Problem to work on: Scan the records for the word "Exit". Report each line where it occurs.

Data for review:
━━━━━━━━━━

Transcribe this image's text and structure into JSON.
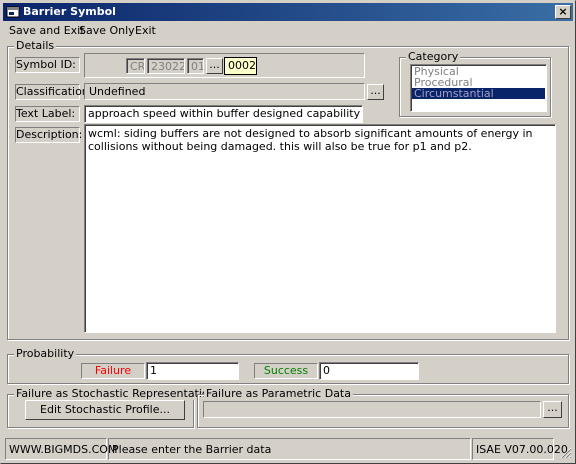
{
  "window": {
    "title": "Barrier Symbol",
    "close_glyph": "×"
  },
  "menu": {
    "save_and_exit": "Save and Exit",
    "save_only": "Save Only",
    "exit": "Exit"
  },
  "details": {
    "group_label": "Details",
    "symbol_id": {
      "label": "Symbol ID:",
      "part1": "CR",
      "part2": "230227",
      "part3": "01",
      "browse": "...",
      "part4": "0002"
    },
    "classification": {
      "label": "Classification:",
      "value": "Undefined",
      "browse": "..."
    },
    "text_label": {
      "label": "Text Label:",
      "value": "approach speed within buffer designed capability"
    },
    "description": {
      "label": "Description:",
      "value": "wcml:  siding buffers are not designed to absorb significant amounts of energy in collisions without being damaged.  this will also be true for p1 and p2."
    }
  },
  "category": {
    "group_label": "Category",
    "items": [
      "Physical",
      "Procedural",
      "Circumstantial"
    ],
    "selected": "Circumstantial"
  },
  "probability": {
    "group_label": "Probability",
    "failure_label": "Failure",
    "failure_value": "1",
    "success_label": "Success",
    "success_value": "0",
    "failure_color": "#ff0000",
    "success_color": "#008000"
  },
  "stochastic": {
    "group_label": "Failure as Stochastic Representation",
    "button": "Edit Stochastic Profile..."
  },
  "parametric": {
    "group_label": "Failure as Parametric Data",
    "value": "",
    "browse": "..."
  },
  "status": {
    "website": "WWW.BIGMDS.COM",
    "message": "Please enter the Barrier data",
    "version": "ISAE V07.00.020"
  },
  "colors": {
    "title_bar": "#0a246a",
    "window_bg": "#d4d0c8",
    "selection": "#0a246a"
  },
  "icons": {
    "app": "app-icon",
    "close": "close-icon",
    "grip": "resize-grip-icon"
  }
}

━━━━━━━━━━

Your solution:
    "save_and_exit": "Save and Exit",
    "exit": "Exit"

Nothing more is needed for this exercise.